School Board members on Tuesday said they had received several calls from teachers on the committees asked to review the secondary-level books, suggesting the district administration had changed some of the titles up for consideration midway through the effort.
District officials offered few insights into what might have happened.
"The concerns that you are raising are new to me," said Ruth Reilly, assistant superintendent for instruction and curriculum. "They are things I would like to investigate."
The School Board refused to act on secondary books.
"I still would like some more information," chairwoman Joanne Hurley said, with others on the board voicing agreement.
Their questions come on the heels of complaints late last week that superintendent Heather Fiorentino unilaterally overrode a committee's choice for elementary school social studies textbooks. She planned to recommend the text by publisher McGraw-Hill, which was represented by a former district employee now dating the assistant superintendent for elementary schools. A panel that included dozens of Pasco teachers favored a book by a group called TCI.
Fiorentino did not present her recommendation for elementary materials to the School Board on Tuesday. She said she wanted to further review her thoughts with the committee.
She had scheduled a meeting with the elementary selection committee for next Tuesday. At that session, the administrative staff intends to explain why it went with McGraw-Hill books over TCI.
Board members have criticized that move, saying the administration should respect the time and expertise of its committee.
Fiorentino did not disagree.
She said she wanted all committee members to be aware of her staff's views on the materials. Specifically, they found that not all schools can handle the technology required by the TCI book and that the book did not clearly spell out the federal Common Core standards attached to each lesson.
After that, though, the teachers will get to vote anonymously on which book to pick. Fiorentino said she would respect that choice.
"They're the ones that are going to have to use it," she said. "We want to make sure that we purchase what is best for the students and for the teachers."
Board vice chairwoman Cynthia Armstrong asked whether a delay in approving the titles would create problems for the district.
Instructional materials director Wendy Spriggs said the biggest potential hurdle would be if the books are heavily ordered and not enough are available.
"The further behind we get in the ordering process, we do run the risk of having back orders," she said.
Board member Allen Altman dismissed such concerns, though.
"Other districts got the information at the same time as us," he said. "They should be on the same timeline."

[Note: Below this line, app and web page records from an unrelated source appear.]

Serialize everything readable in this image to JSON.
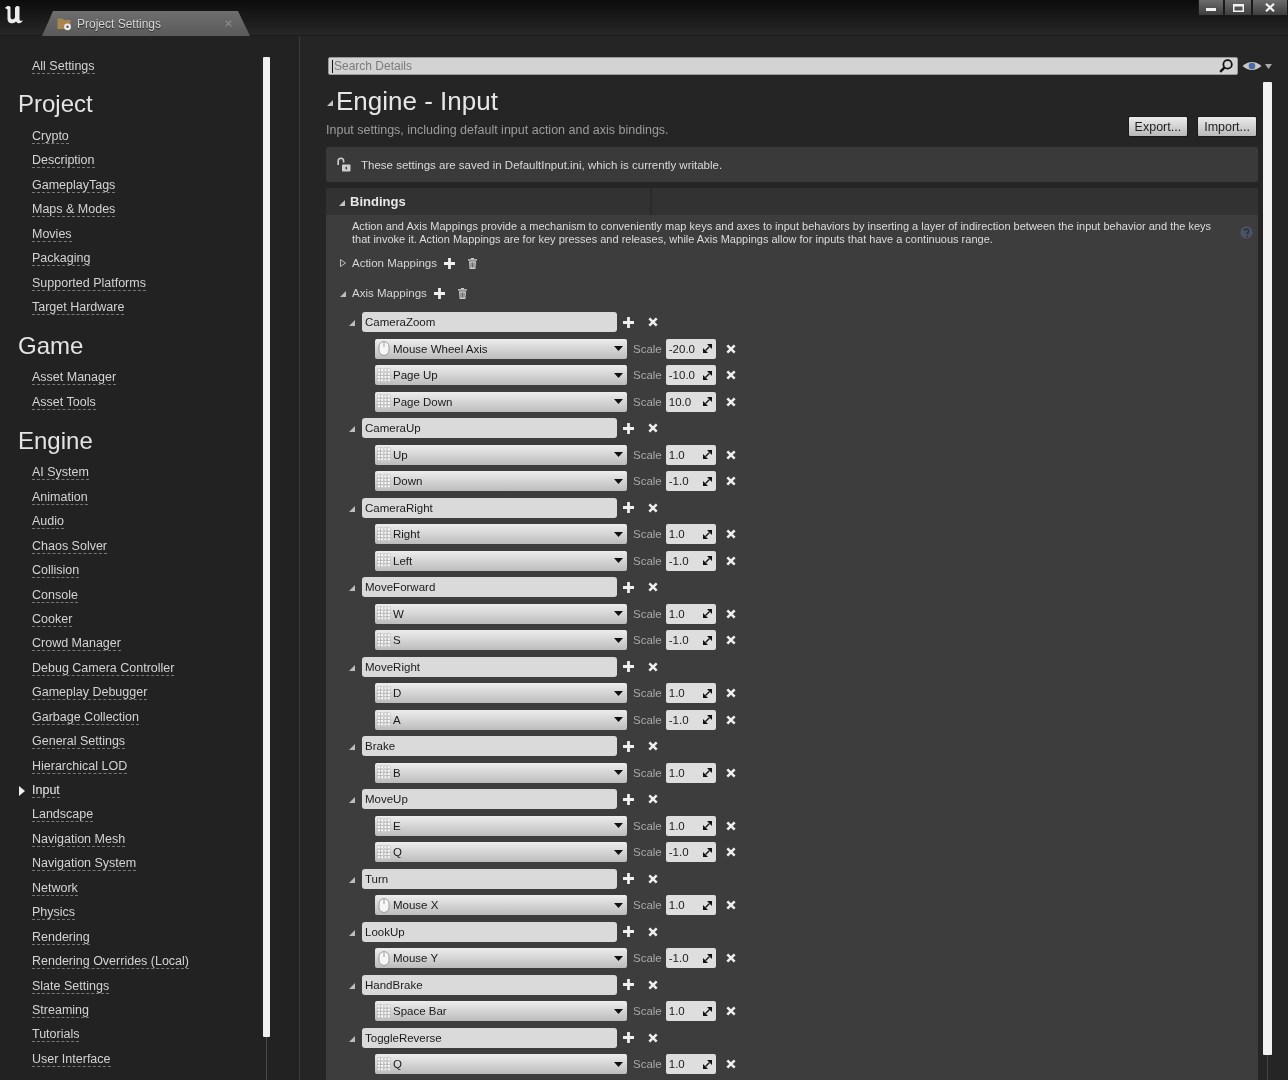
{
  "tabs": [
    {
      "label": "Project Settings",
      "selected": true
    }
  ],
  "sidebar": {
    "all_settings": "All Settings",
    "sections": [
      {
        "title": "Project",
        "items": [
          {
            "label": "Crypto",
            "selected": false
          },
          {
            "label": "Description",
            "selected": false
          },
          {
            "label": "GameplayTags",
            "selected": false
          },
          {
            "label": "Maps & Modes",
            "selected": false
          },
          {
            "label": "Movies",
            "selected": false
          },
          {
            "label": "Packaging",
            "selected": false
          },
          {
            "label": "Supported Platforms",
            "selected": false
          },
          {
            "label": "Target Hardware",
            "selected": false
          }
        ]
      },
      {
        "title": "Game",
        "items": [
          {
            "label": "Asset Manager",
            "selected": false
          },
          {
            "label": "Asset Tools",
            "selected": false
          }
        ]
      },
      {
        "title": "Engine",
        "items": [
          {
            "label": "AI System",
            "selected": false
          },
          {
            "label": "Animation",
            "selected": false
          },
          {
            "label": "Audio",
            "selected": false
          },
          {
            "label": "Chaos Solver",
            "selected": false
          },
          {
            "label": "Collision",
            "selected": false
          },
          {
            "label": "Console",
            "selected": false
          },
          {
            "label": "Cooker",
            "selected": false
          },
          {
            "label": "Crowd Manager",
            "selected": false
          },
          {
            "label": "Debug Camera Controller",
            "selected": false
          },
          {
            "label": "Gameplay Debugger",
            "selected": false
          },
          {
            "label": "Garbage Collection",
            "selected": false
          },
          {
            "label": "General Settings",
            "selected": false
          },
          {
            "label": "Hierarchical LOD",
            "selected": false
          },
          {
            "label": "Input",
            "selected": true
          },
          {
            "label": "Landscape",
            "selected": false
          },
          {
            "label": "Navigation Mesh",
            "selected": false
          },
          {
            "label": "Navigation System",
            "selected": false
          },
          {
            "label": "Network",
            "selected": false
          },
          {
            "label": "Physics",
            "selected": false
          },
          {
            "label": "Rendering",
            "selected": false
          },
          {
            "label": "Rendering Overrides (Local)",
            "selected": false
          },
          {
            "label": "Slate Settings",
            "selected": false
          },
          {
            "label": "Streaming",
            "selected": false
          },
          {
            "label": "Tutorials",
            "selected": false
          },
          {
            "label": "User Interface",
            "selected": false
          }
        ]
      }
    ]
  },
  "search": {
    "placeholder": "Search Details"
  },
  "header": {
    "title": "Engine - Input",
    "expanded": true,
    "description": "Input settings, including default input action and axis bindings.",
    "buttons": [
      "Export...",
      "Import..."
    ]
  },
  "notice": "These settings are saved in DefaultInput.ini, which is currently writable.",
  "bindings": {
    "title": "Bindings",
    "expanded": true,
    "description": "Action and Axis Mappings provide a mechanism to conveniently map keys and axes to input behaviors by inserting a layer of indirection between the input behavior and the keys that invoke it. Action Mappings are for key presses and releases, while Axis Mappings allow for inputs that have a continuous range.",
    "action_mappings": {
      "label": "Action Mappings",
      "expanded": false
    },
    "axis_mappings": {
      "label": "Axis Mappings",
      "expanded": true,
      "axes": [
        {
          "name": "CameraZoom",
          "expanded": true,
          "keys": [
            {
              "key": "Mouse Wheel Axis",
              "kind": "mouse",
              "scale_label": "Scale",
              "scale": "-20.0"
            },
            {
              "key": "Page Up",
              "kind": "keyboard",
              "scale_label": "Scale",
              "scale": "-10.0"
            },
            {
              "key": "Page Down",
              "kind": "keyboard",
              "scale_label": "Scale",
              "scale": "10.0"
            }
          ]
        },
        {
          "name": "CameraUp",
          "expanded": true,
          "keys": [
            {
              "key": "Up",
              "kind": "keyboard",
              "scale_label": "Scale",
              "scale": "1.0"
            },
            {
              "key": "Down",
              "kind": "keyboard",
              "scale_label": "Scale",
              "scale": "-1.0"
            }
          ]
        },
        {
          "name": "CameraRight",
          "expanded": true,
          "keys": [
            {
              "key": "Right",
              "kind": "keyboard",
              "scale_label": "Scale",
              "scale": "1.0"
            },
            {
              "key": "Left",
              "kind": "keyboard",
              "scale_label": "Scale",
              "scale": "-1.0"
            }
          ]
        },
        {
          "name": "MoveForward",
          "expanded": true,
          "keys": [
            {
              "key": "W",
              "kind": "keyboard",
              "scale_label": "Scale",
              "scale": "1.0"
            },
            {
              "key": "S",
              "kind": "keyboard",
              "scale_label": "Scale",
              "scale": "-1.0"
            }
          ]
        },
        {
          "name": "MoveRight",
          "expanded": true,
          "keys": [
            {
              "key": "D",
              "kind": "keyboard",
              "scale_label": "Scale",
              "scale": "1.0"
            },
            {
              "key": "A",
              "kind": "keyboard",
              "scale_label": "Scale",
              "scale": "-1.0"
            }
          ]
        },
        {
          "name": "Brake",
          "expanded": true,
          "keys": [
            {
              "key": "B",
              "kind": "keyboard",
              "scale_label": "Scale",
              "scale": "1.0"
            }
          ]
        },
        {
          "name": "MoveUp",
          "expanded": true,
          "keys": [
            {
              "key": "E",
              "kind": "keyboard",
              "scale_label": "Scale",
              "scale": "1.0"
            },
            {
              "key": "Q",
              "kind": "keyboard",
              "scale_label": "Scale",
              "scale": "-1.0"
            }
          ]
        },
        {
          "name": "Turn",
          "expanded": true,
          "keys": [
            {
              "key": "Mouse X",
              "kind": "mouse",
              "scale_label": "Scale",
              "scale": "1.0"
            }
          ]
        },
        {
          "name": "LookUp",
          "expanded": true,
          "keys": [
            {
              "key": "Mouse Y",
              "kind": "mouse",
              "scale_label": "Scale",
              "scale": "-1.0"
            }
          ]
        },
        {
          "name": "HandBrake",
          "expanded": true,
          "keys": [
            {
              "key": "Space Bar",
              "kind": "keyboard",
              "scale_label": "Scale",
              "scale": "1.0"
            }
          ]
        },
        {
          "name": "ToggleReverse",
          "expanded": true,
          "keys": [
            {
              "key": "Q",
              "kind": "keyboard",
              "scale_label": "Scale",
              "scale": "1.0"
            }
          ]
        }
      ]
    }
  }
}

The critical issue, he and others said, was getting to the bottom of the process and making sure it runs properly.
"I am still a little unclear," board member Alison Crumbley said. "There are a lot of layers here."
Jeffrey S. Solochek can be reached at email@example.com or (813) 909-4614.